A year after my mom’s death, I did find someone: a patient, steadfast man who, on a sweaty July afternoon in our friends’ backyard, promised to love me in sickness and in health. Whether I was stuck in bed with a migraine or fending off a panic attack in the bathtub, I never doubted that Tim would take care of me if I asked him to. The problem was, I didn’t know how to stop asking.

“I want to go to the hospital,” I told Tim as I dried myself off. “I won’t be able to sleep until someone other than you tells me I’m okay.” This would be our second anxiety-fueled ER trip in a week, and I could tell my husband was tired. But in the moment — and by this time, for many moments — my perception of safety mattered more to me than his needs. So Tim cleared the snow off the car drove me ten miles an hour through icy downtown to the county hospital, where a resident told me I had acid reflux and anxiety. I probably slept three hours that night, but at least I knew I wasn’t dying.

I spent a few months like this, tired but vigilant, pushing Tim’s needs out of view so mine could take center stage. Without question, he drove me to therapy every week and wasted entire afternoons attempting to convince me I didn’t have the obscure condition I had read about on WebMD. He would come home early from work when I had panic attacks, or pick me up at a friend’s house at 10 p.m. when I was too anxious to drive myself. He never said no to the emergencies I created, and he never complained. But I feared his exhaustion would morph into resentment, that he would become like my dad and leave me — or that, even more terrifying, I was becoming my mom.

By the time Valentine’s Day arrived, I silently hoped Tim was planning something extravagant, a blatant gesture of love to make up for my difficult few months of anxiety.
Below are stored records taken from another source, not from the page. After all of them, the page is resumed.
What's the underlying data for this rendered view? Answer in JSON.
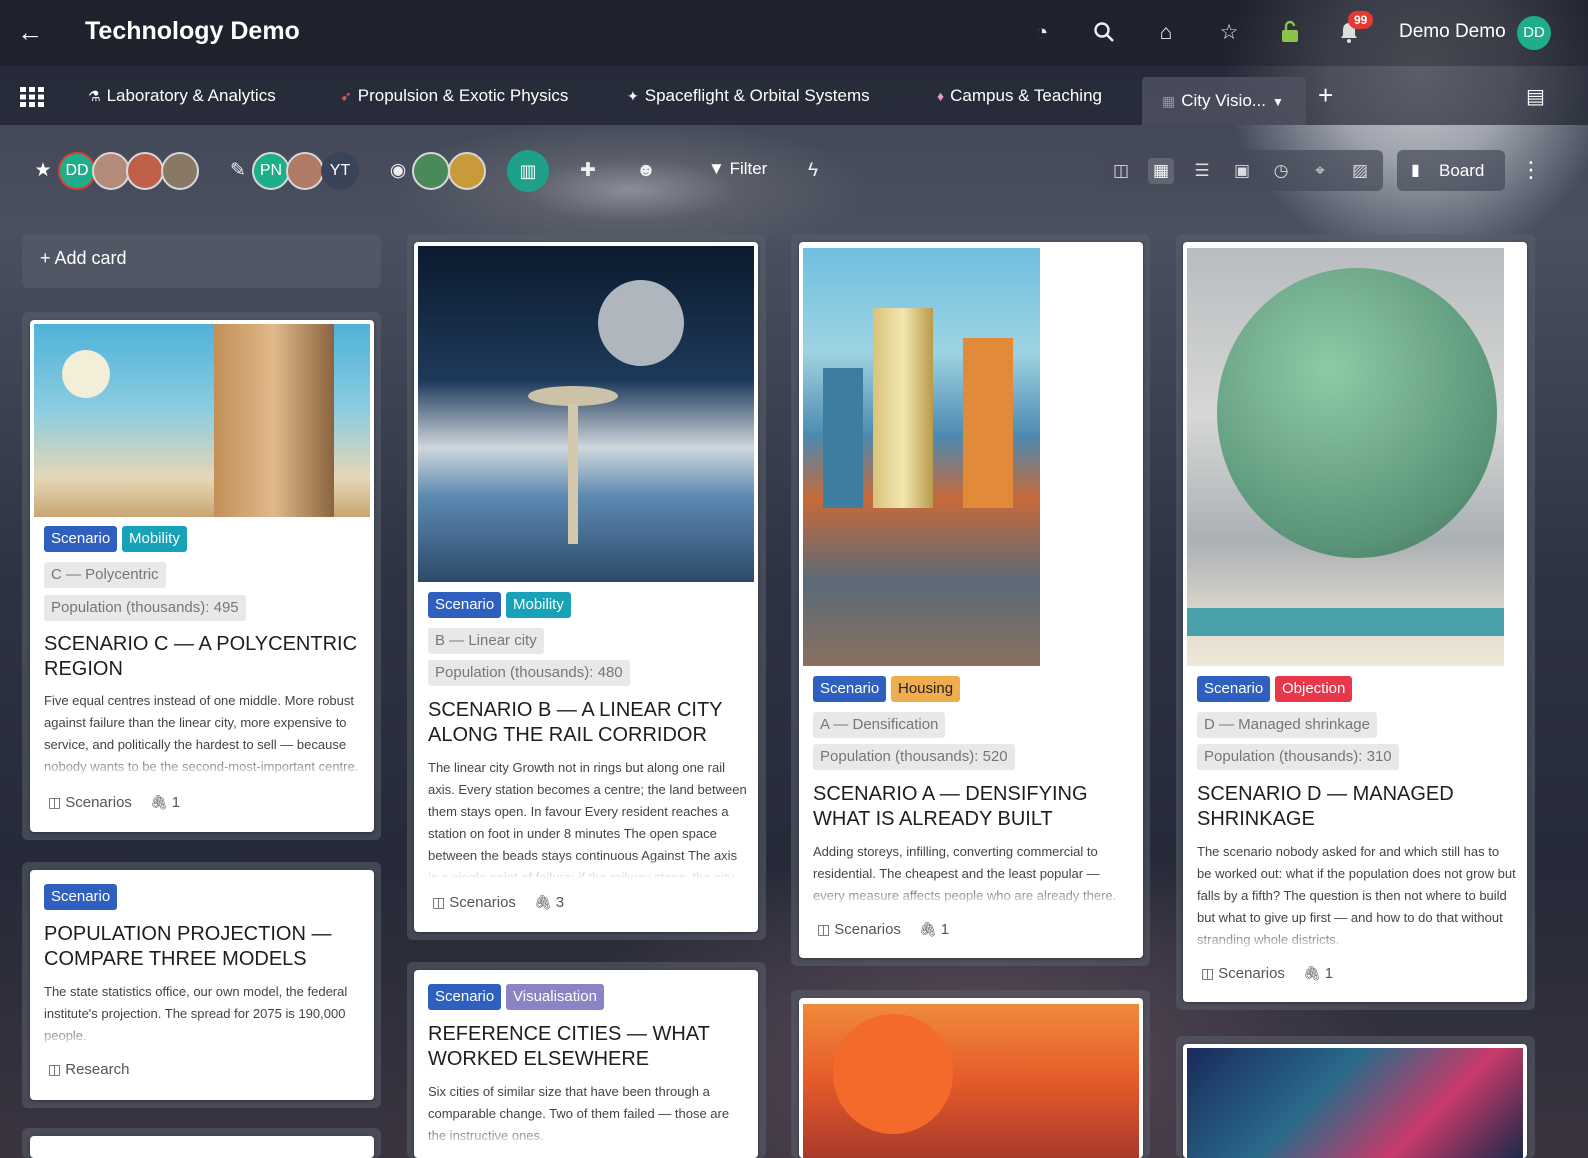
{
  "header": {
    "back_icon": "arrow-left-icon",
    "title": "Technology Demo",
    "notifications": "99",
    "user_name": "Demo Demo",
    "user_initials": "DD"
  },
  "tabs": [
    {
      "label": "Laboratory & Analytics",
      "icon": "flask-icon"
    },
    {
      "label": "Propulsion & Exotic Physics",
      "icon": "rocket-icon"
    },
    {
      "label": "Spaceflight & Orbital Systems",
      "icon": "satellite-icon"
    },
    {
      "label": "Campus & Teaching",
      "icon": "graduation-icon"
    },
    {
      "label": "City Visio...",
      "icon": "city-icon"
    }
  ],
  "toolbar": {
    "admins": [
      "DD"
    ],
    "members": [
      "PN",
      "YT"
    ],
    "filter": "Filter",
    "view_label": "Board"
  },
  "board": {
    "add_card": "+ Add card",
    "cards": [
      {
        "labels": [
          "Scenario",
          "Mobility"
        ],
        "tags": [
          "C — Polycentric",
          "Population (thousands): 495"
        ],
        "title": "SCENARIO C — A POLYCENTRIC REGION",
        "desc": "Five equal centres instead of one middle. More robust against failure than the linear city, more expensive to service, and politically the hardest to sell — because nobody wants to be the second-most-important centre.",
        "list": "Scenarios",
        "attachments": "1"
      },
      {
        "labels": [
          "Scenario"
        ],
        "title": "POPULATION PROJECTION — COMPARE THREE MODELS",
        "desc": "The state statistics office, our own model, the federal institute's projection. The spread for 2075 is 190,000 people.",
        "list": "Research"
      },
      {
        "labels": [
          "Scenario",
          "Mobility"
        ],
        "tags": [
          "B — Linear city",
          "Population (thousands): 480"
        ],
        "title": "SCENARIO B — A LINEAR CITY ALONG THE RAIL CORRIDOR",
        "desc": "The linear city Growth not in rings but along one rail axis. Every station becomes a centre; the land between them stays open. In favour Every resident reaches a station on foot in under 8 minutes The open space between the beads stays continuous Against The axis is a single point of failure: if the railway stops, the city",
        "list": "Scenarios",
        "attachments": "3"
      },
      {
        "labels": [
          "Scenario",
          "Visualisation"
        ],
        "title": "REFERENCE CITIES — WHAT WORKED ELSEWHERE",
        "desc": "Six cities of similar size that have been through a comparable change. Two of them failed — those are the instructive ones."
      },
      {
        "labels": [
          "Scenario",
          "Housing"
        ],
        "tags": [
          "A — Densification",
          "Population (thousands): 520"
        ],
        "title": "SCENARIO A — DENSIFYING WHAT IS ALREADY BUILT",
        "desc": "Adding storeys, infilling, converting commercial to residential. The cheapest and the least popular — every measure affects people who are already there.",
        "list": "Scenarios",
        "attachments": "1"
      },
      {
        "labels": [
          "Scenario",
          "Objection"
        ],
        "tags": [
          "D — Managed shrinkage",
          "Population (thousands): 310"
        ],
        "title": "SCENARIO D — MANAGED SHRINKAGE",
        "desc": "The scenario nobody asked for and which still has to be worked out: what if the population does not grow but falls by a fifth? The question is then not where to build but what to give up first — and how to do that without stranding whole districts.",
        "list": "Scenarios",
        "attachments": "1"
      }
    ]
  }
}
He came home from work that day empty-handed, totally unaware of my expectations and even more surprised at my disappointment.  “Why don’t you ever do anything special for me?” I asked him, exploding into sobs.
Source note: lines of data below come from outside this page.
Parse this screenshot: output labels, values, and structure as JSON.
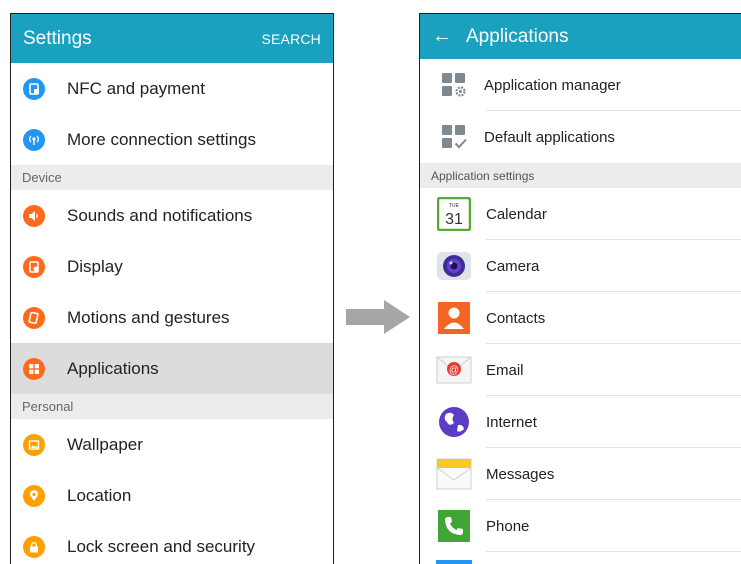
{
  "left": {
    "title": "Settings",
    "search_label": "SEARCH",
    "items_top": [
      {
        "label": "NFC and payment",
        "icon": "nfc-icon",
        "color": "#2196f3"
      },
      {
        "label": "More connection settings",
        "icon": "connection-icon",
        "color": "#2196f3"
      }
    ],
    "section_device": "Device",
    "items_device": [
      {
        "label": "Sounds and notifications",
        "icon": "sound-icon",
        "color": "#ff6a1a"
      },
      {
        "label": "Display",
        "icon": "display-icon",
        "color": "#ff6a1a"
      },
      {
        "label": "Motions and gestures",
        "icon": "motion-icon",
        "color": "#ff6a1a"
      },
      {
        "label": "Applications",
        "icon": "applications-icon",
        "color": "#ff6a1a"
      }
    ],
    "section_personal": "Personal",
    "items_personal": [
      {
        "label": "Wallpaper",
        "icon": "wallpaper-icon",
        "color": "#ffa000"
      },
      {
        "label": "Location",
        "icon": "location-icon",
        "color": "#ffa000"
      },
      {
        "label": "Lock screen and security",
        "icon": "lock-icon",
        "color": "#ffa000"
      }
    ]
  },
  "right": {
    "title": "Applications",
    "items_top": [
      {
        "label": "Application manager",
        "icon": "app-manager-icon"
      },
      {
        "label": "Default applications",
        "icon": "default-apps-icon"
      }
    ],
    "section_header": "Application settings",
    "apps": [
      {
        "label": "Calendar",
        "icon": "calendar-icon",
        "calendar_day": "31",
        "calendar_weekday": "TUE"
      },
      {
        "label": "Camera",
        "icon": "camera-icon"
      },
      {
        "label": "Contacts",
        "icon": "contacts-icon"
      },
      {
        "label": "Email",
        "icon": "email-icon"
      },
      {
        "label": "Internet",
        "icon": "internet-icon"
      },
      {
        "label": "Messages",
        "icon": "messages-icon"
      },
      {
        "label": "Phone",
        "icon": "phone-icon"
      }
    ]
  },
  "colors": {
    "appbar": "#1aa1c0",
    "selected_row": "#dcdcdc",
    "arrow": "#a6a6a6"
  }
}
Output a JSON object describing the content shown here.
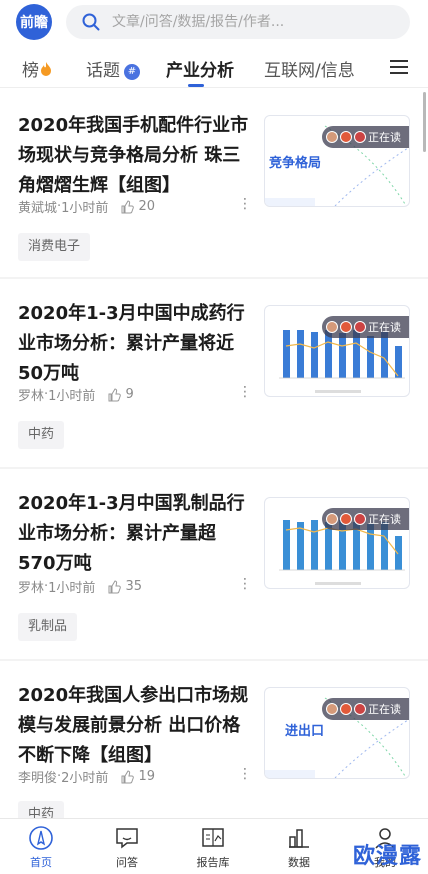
{
  "header": {
    "logo_text": "前瞻",
    "search_placeholder": "文章/问答/数据/报告/作者..."
  },
  "tabs": [
    {
      "label": "榜",
      "has_hot_icon": true
    },
    {
      "label": "话题",
      "has_badge": true,
      "badge": "#"
    },
    {
      "label": "产业分析",
      "active": true
    },
    {
      "label": "互联网/信息"
    }
  ],
  "articles": [
    {
      "title": "2020年我国手机配件行业市场现状与竞争格局分析 珠三角熠熠生辉【组图】",
      "author": "黄斌城",
      "time": "1小时前",
      "likes": "20",
      "tag": "消费电子",
      "thumb_text": "竞争格局",
      "reading_label": "正在读"
    },
    {
      "title": "2020年1-3月中国中成药行业市场分析：累计产量将近50万吨",
      "author": "罗林",
      "time": "1小时前",
      "likes": "9",
      "tag": "中药",
      "reading_label": "正在读"
    },
    {
      "title": "2020年1-3月中国乳制品行业市场分析：累计产量超570万吨",
      "author": "罗林",
      "time": "1小时前",
      "likes": "35",
      "tag": "乳制品",
      "reading_label": "正在读"
    },
    {
      "title": "2020年我国人参出口市场规模与发展前景分析 出口价格不断下降【组图】",
      "author": "李明俊",
      "time": "2小时前",
      "likes": "19",
      "tag": "中药",
      "thumb_text": "进出口",
      "reading_label": "正在读"
    }
  ],
  "bottom_nav": [
    {
      "label": "首页",
      "active": true
    },
    {
      "label": "问答"
    },
    {
      "label": "报告库"
    },
    {
      "label": "数据"
    },
    {
      "label": "我的"
    }
  ],
  "watermark": "欧漫露",
  "colors": {
    "accent": "#2f62d8",
    "muted": "#8a8a8a",
    "tag_bg": "#f3f3f5"
  }
}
“When would I have time to get you a gift or plan a date? I’m literally always with you.”

He was right: He had, for three months, exhausted his emotional and physical energy in keeping me afloat. Tim wasn’t just like my dad. But he wasn’t exactly like my husband, either. I knew I couldn’t have it both ways: If I wanted Tim as a husband — if I wanted date nights and Valentine’s day bouquets and romantic, mid-day texts — I had to let go of him as a parent. I had to learn how to see and prioritize his needs.

A year after that late-night hospital visit, Tim and I walked to our neighborhood coffee shop. Our first baby, unplanned but welcomed, was on the way, another set of demands in our home. The first trimester and all the physical changes that had come with it reactivated my health anxiety and my knee-jerk need for Tim to take care of me. He was strong; I was weak. He was the giver; I was the taker. We’d played these roles for our four years of marriage, and we agreed that to be the parents we wanted to be, to be the people we wanted to be, we desperately needed a sense of balance. Tim needed more time to himself, and I needed to learn how to appraise and manage my fears — but more than that, I needed to see that I could do it without him.

Our son Oliver was born six weeks later in a birth free of major complications. While my smooth pregnancy and birth reinforced the possibility of my own strength, post-delivery blood loss left me breathless and on edge. I teetered in those early weeks of motherhood between elation and anxiety, simultaneously in awe and afraid of the responsibility of motherhood. Now I had two bodies to manage: mine and my son’s.

On one of our first nights home from the hospital, I got in the bath to stave off a panic attack, convinced I was having a pulmonary embolism. Dizzy with panic, I Googled my symptoms, then instinctively called for Tim, who responded only by snoring from the next room.

I weighed my options. Which story would I believe? I could create an emergency and ask Tim to stay up. Or I could let him sleep, and be alone with the body I was afraid of. I took the deepest breath I could, turned my phone off, and got in bed next to my husband. Because we promised to love one another in the possibility of sickness, yes — but also in the possibility of health.

How to Love Someone When You’re a Hypochondriac